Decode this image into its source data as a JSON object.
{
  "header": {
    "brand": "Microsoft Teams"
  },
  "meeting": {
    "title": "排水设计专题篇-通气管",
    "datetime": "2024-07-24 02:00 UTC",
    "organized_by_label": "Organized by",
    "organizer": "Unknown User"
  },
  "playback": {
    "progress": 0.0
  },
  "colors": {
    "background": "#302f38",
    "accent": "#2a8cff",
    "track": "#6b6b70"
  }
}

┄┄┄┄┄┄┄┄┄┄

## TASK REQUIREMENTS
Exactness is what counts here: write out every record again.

## SOLUTION FOR THIS TASK
Decode this image into its source data as a JSON object.
{
  "header": {
    "brand": "Microsoft Teams"
  },
  "meeting": {
    "title": "排水设计专题篇-通气管",
    "datetime": "2024-07-24 02:00 UTC",
    "organized_by_label": "Organized by",
    "organizer": "Unknown User"
  },
  "playback": {
    "progress": 0.0
  },
  "colors": {
    "background": "#302f38",
    "accent": "#2a8cff",
    "track": "#6b6b70"
  }
}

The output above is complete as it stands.